Dev History: Steve Riding
From the foundation of the home computing scene to the modern day, veteran Steve Riding has enjoyed a busy career in videogames encompassing an impressive range of computers and consoles. With some of his early games available on Antstream Arcade, we caught up with Steve to chat about his 8-bit programming days and beyond.
Antstream Arcade: Hi Steve! What were the first videogames you remember, and what got you into computing?
Steve: Hi! I saved all my money to buy an 8K Commodore PET, and learned machine code by finding some interesting code at the end of Your Commodore PET Revealed. That turned out to be machine code, and I could enter it into the PET by use of the hex editor, entered by typing sts 1024, if I remember correctly! The machine was purchased from B&B Computers in Bolton, and Ian Hetherington of Imagine and Psygnosis fame was a director there.
AA: Which early games do you recall playing?
SR: All the early Atari VCS games, especially really fun ones like Combat. I couldn’t believe my eyes when I saw a commercial for VCS Basketball. I saved up with my brother to buy it.
AA: You became a lifelong Atari fan at this point, notably the 400/800. Why that computer in particular?
SR: Well, it had a 6502 processor, which was the same as the Commodore PET, and the graphics were pretty impressive and elegant for the time. There were some great magazines out at the time that supported the Atari 400/800, especially an American magazine called Byte which had some excellent technical articles. Getting a floppy disk drive with its huge 88k was also a large leap forward compared to audio tape.
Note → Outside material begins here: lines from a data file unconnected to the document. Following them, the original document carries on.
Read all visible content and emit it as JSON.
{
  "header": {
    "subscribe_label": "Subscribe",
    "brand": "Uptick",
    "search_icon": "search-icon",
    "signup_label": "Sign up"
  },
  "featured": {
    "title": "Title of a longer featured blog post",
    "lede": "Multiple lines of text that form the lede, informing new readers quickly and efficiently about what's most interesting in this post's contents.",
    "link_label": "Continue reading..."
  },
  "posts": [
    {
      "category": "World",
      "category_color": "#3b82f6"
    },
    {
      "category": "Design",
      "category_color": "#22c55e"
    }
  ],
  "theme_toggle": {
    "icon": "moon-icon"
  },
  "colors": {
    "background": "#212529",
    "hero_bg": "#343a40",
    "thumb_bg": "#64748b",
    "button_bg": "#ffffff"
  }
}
AA: How did you meet Phil Morris and get involved with English Software?
SR: My brother would visit Gemini Electronics – owned by Phil – to buy games for the Atari VCS. He then bought an Atari 400 which I did some programming for, and showed Phil the results. I developed a machine code/BASIC hybrid game called Cosmic Conflict, and Phil sold it. After that, he lent me an assembler and disk drive, and that led to the development of Airstrike. I also worked weekends at Gemini selling software and hardware. It was a great time.
AA: Sounds it! What was the next step in your career?
SR: I was getting married and thought that Imagine Software would be more stable and thus easier for me to get a mortgage. The irony was that Phil gave me a large royalty cheque during my wedding, together with an aluminum cooking pot that I still have!
AA: Were you there at the end of Imagine? What was that time like?
SR: Completely surreal. I was staying at a hotel for some of the week while working on an Atari 400/800 Olympics game with a view to selling it to Atari. Then, one day the manager of the hotel was waiting for me, and I found out that the bills had not been paid. So, at that point, I would work through the night for a lot of the week, then take my Sage IV development system home at the weekend to work. So even at the end, the Atari team was fully committed while the company fell apart. There were some great people at Imagine, and it was a fantastic experience.
AA: You eventually started work at MC Lothlorien / Icon Design?
SR: I joined there sometime in 1985. They were good people, and the first game I worked on was Legions Of Death for the Commodore 64. I wasn’t a great fan of war games as such but thought that was good to work on, and we did some cool stuff in that period. While there I also did Atari 400/800 conversions of Flash Gordon, Revenge Of The Mutant Camels, Molecule Man and Universal Hero. The bonus for Molecule Man allowed me to buy an Atari ST to work at home on.
AA: What was your first 16-bit game?
SR: Never Mind. It was a challenge, as the original programmer wasn’t making great progress so I ended up writing it during evenings while managing the office by day. But it was great to work on and obviously proved to be my gateway to a job at Psygnosis. I had an amazing ten years there, eventually ending up as Director of all External Developments and working with great people on many great products.
AA: How do you look back at your time in the Eighties?
SR: It was like the beginning of an industry. We were one of the first developers in Europe to deliver 100% machine code experiences with products like Airstrike on the Atari 400/800. It was great fun, but having said that, the industry is constantly fun, and part of its charm is the speed at which it advances and that it never stagnates. The other cool thing is that a couple of my children are now in the industry and winning awards in their own right. They used to help me when they were as young as five to look at games and visit some of the UK’s most successful developers, so you could argue they have been in the industry longer than most!
AA: Finally, what is your favourite own game of those early days?
SR: I would say that would be Airstrike as it got me into the industry, allowed me to do what I wanted to do on my own terms, and also pay the bills!